Training is an important part of any dog’s life and It’s important for many reasons, including providing your dog with opportunities for positive mental experiences and challenges, helping them to understand what behaviours you want or don’t want them to engage in, and, when done properly, strengthens the bond between you and your furry family member.
When it comes to training your dog, not all methods are created equal, and some strategies can even be harmful to your dog’s wellbeing. Read on to find out the type of training we recommend.
Reward, never punishment.
Training should be a positive and enriching experience for you and your pup, and reward-based training is vital to this. The RSPCA believes that dogs should be trained using techniques designed to help them develop and maintain acceptable behaviours by using their natural instincts and positive reinforcement.
Reward-based training is very effective as it sets your dog up to succeed and consistently rewards them for performing the desired behaviour (for example coming when called, walking safely on leash or sitting on command). It is important not to react negatively with harsh words or punishment in instances where your dog doesn’t perform the behaviours you want in the way you want or displays an unwanted behaviour.
Rewards can be in the form of treats, positive praise, gentle affectionate pats, or even a combination. Most importantly, reward-based training is an enjoyable experience for your dog and can positively enhance your bond. It is important to watch your dog’s body language throughout the training so you can adjust how you train and reward to make the experience the most enjoyable possible for your dog and this will result in enthusiastic cooperation and participation.
What about unwanted behaviours?
Every dog is different, and some may exhibit undesirable behaviours, such as jumping or climbing on furniture, especially in their puppy stage. In reward-based training, the idea is not to give attention to unwanted behaviours, if your dog is not rewarded for a behaviour they will tend to stop doing it as they make the association between desired behaviour and a reward, they tend to want to engage in that behaviour again to get more rewards. Sometimes if guardians react negatively to unwanted behaviour by yelling or getting angry, they may end up reinforcing the behaviour unintentionally, as dogs will perceive these reactions as attention, and for some dogs any form of attention from their person is better than none at all.

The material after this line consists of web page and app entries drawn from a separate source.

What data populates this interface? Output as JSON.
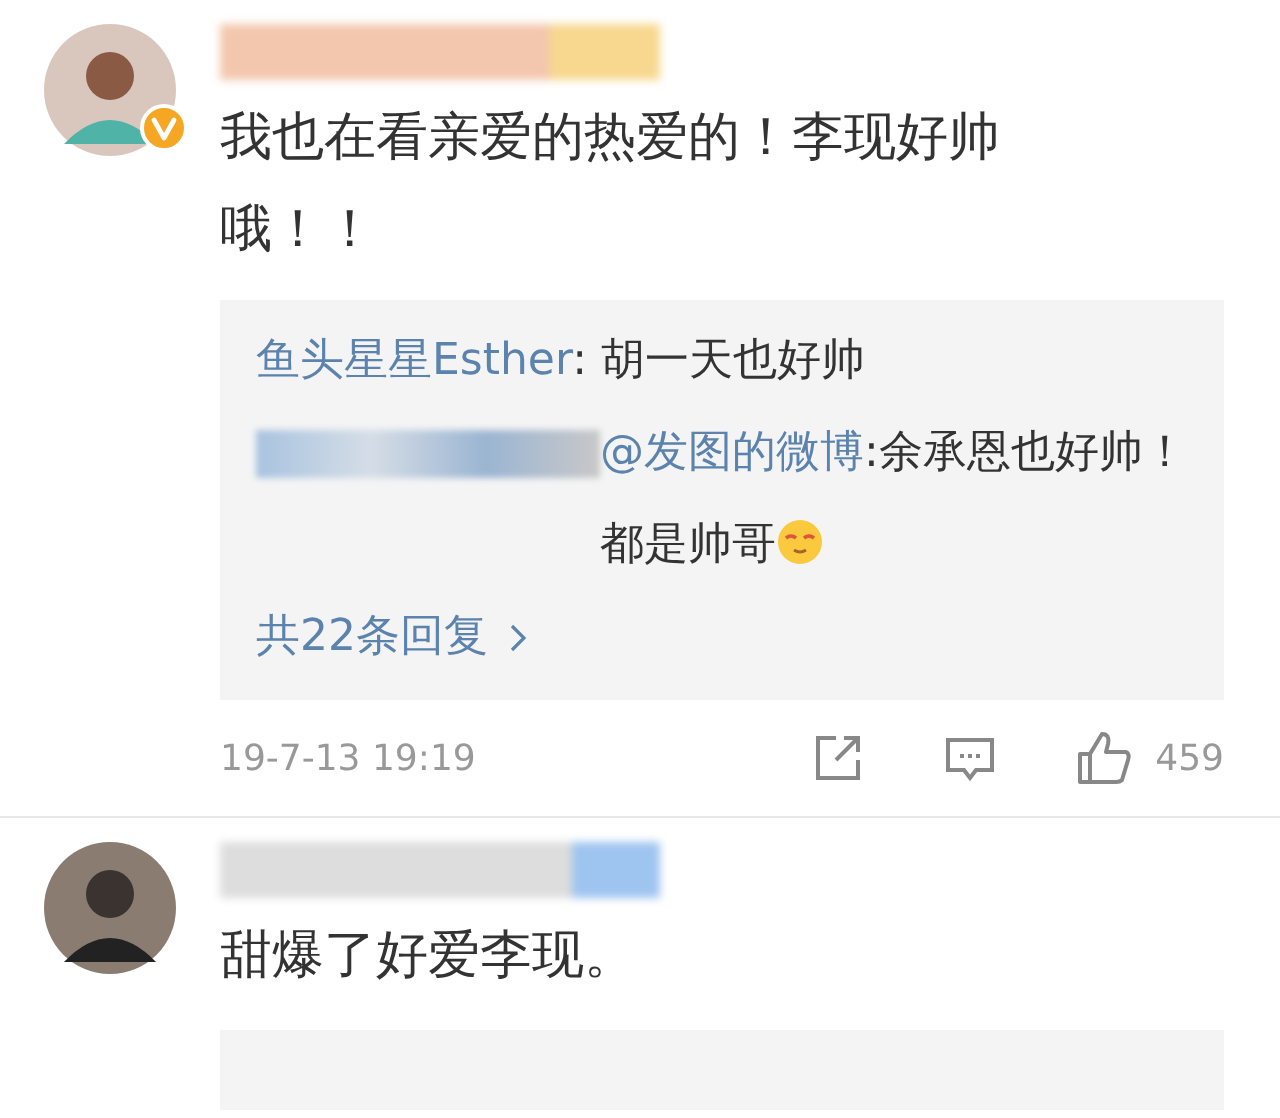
{
  "comments": [
    {
      "verified": true,
      "text": "我也在看亲爱的热爱的！李现好帅哦！！",
      "replies": [
        {
          "kind": "named",
          "author": "鱼头星星Esther",
          "text": ": 胡一天也好帅"
        },
        {
          "kind": "hidden_author",
          "mention": "@发图的微博",
          "text": ":余承恩也好帅！都是帅哥"
        }
      ],
      "reply_count": "共22条回复",
      "time": "19-7-13 19:19",
      "likes": "459"
    },
    {
      "verified": false,
      "text": "甜爆了好爱李现。",
      "reply_box": true
    }
  ]
}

I’ve heard about dominance training…
Unfortunately, many popular dog training methods center on establishing dominance over dogs, with pet guardians as the alpha or dominant member of the ‘pack’. Dominance training assumes most unwanted behaviours are due to dogs trying to be dominant and the way to solve behavioural issues is to establish dominance as the pack leader over the dog. However, these assumptions have been proven incorrect and can be harmful to the bond you share with your dog.
Dominance training can pose serious welfare problems as many methods involve using aversive training techniques such as staring your dog down, or other forms of punishment that can cause fear, pain, and distress. Aside from being harmful to your furry friend, these methods tend not to address the underlying cause of unwanted behaviours can actually make the problem worse.
Just like you, your dog is an individual and mastering desired behaviours may take some more time than others. Try not to measure the success of training simply by fast results, but rather the positive benefits to your dog’s wellbeing and the enjoyment you both get from training together. The RSPCA recommends booking your dog into a reward-based puppy school (or training classes for older dogs) which are important for socialisation as well. Happy training!
For more information, you can visit the RSPCA Knowledgebase
This piece was originally published in Australian Community Media newspapers